| Source material |
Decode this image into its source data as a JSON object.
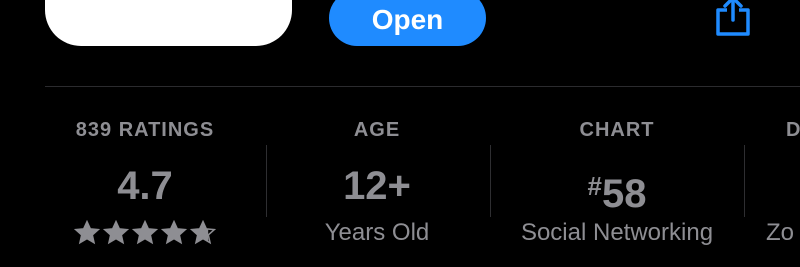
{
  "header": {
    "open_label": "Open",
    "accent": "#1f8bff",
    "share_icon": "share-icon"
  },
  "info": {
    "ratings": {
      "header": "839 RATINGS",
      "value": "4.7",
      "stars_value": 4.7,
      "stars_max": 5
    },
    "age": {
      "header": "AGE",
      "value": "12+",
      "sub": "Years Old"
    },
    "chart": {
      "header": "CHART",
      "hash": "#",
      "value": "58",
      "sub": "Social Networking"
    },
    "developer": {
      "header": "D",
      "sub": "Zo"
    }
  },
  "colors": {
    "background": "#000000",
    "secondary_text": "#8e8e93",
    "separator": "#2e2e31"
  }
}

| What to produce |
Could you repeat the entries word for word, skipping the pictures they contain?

| Answer to the exercise |
Decode this image into its source data as a JSON object.
{
  "header": {
    "open_label": "Open",
    "accent": "#1f8bff",
    "share_icon": "share-icon"
  },
  "info": {
    "ratings": {
      "header": "839 RATINGS",
      "value": "4.7",
      "stars_value": 4.7,
      "stars_max": 5
    },
    "age": {
      "header": "AGE",
      "value": "12+",
      "sub": "Years Old"
    },
    "chart": {
      "header": "CHART",
      "hash": "#",
      "value": "58",
      "sub": "Social Networking"
    },
    "developer": {
      "header": "D",
      "sub": "Zo"
    }
  },
  "colors": {
    "background": "#000000",
    "secondary_text": "#8e8e93",
    "separator": "#2e2e31"
  }
}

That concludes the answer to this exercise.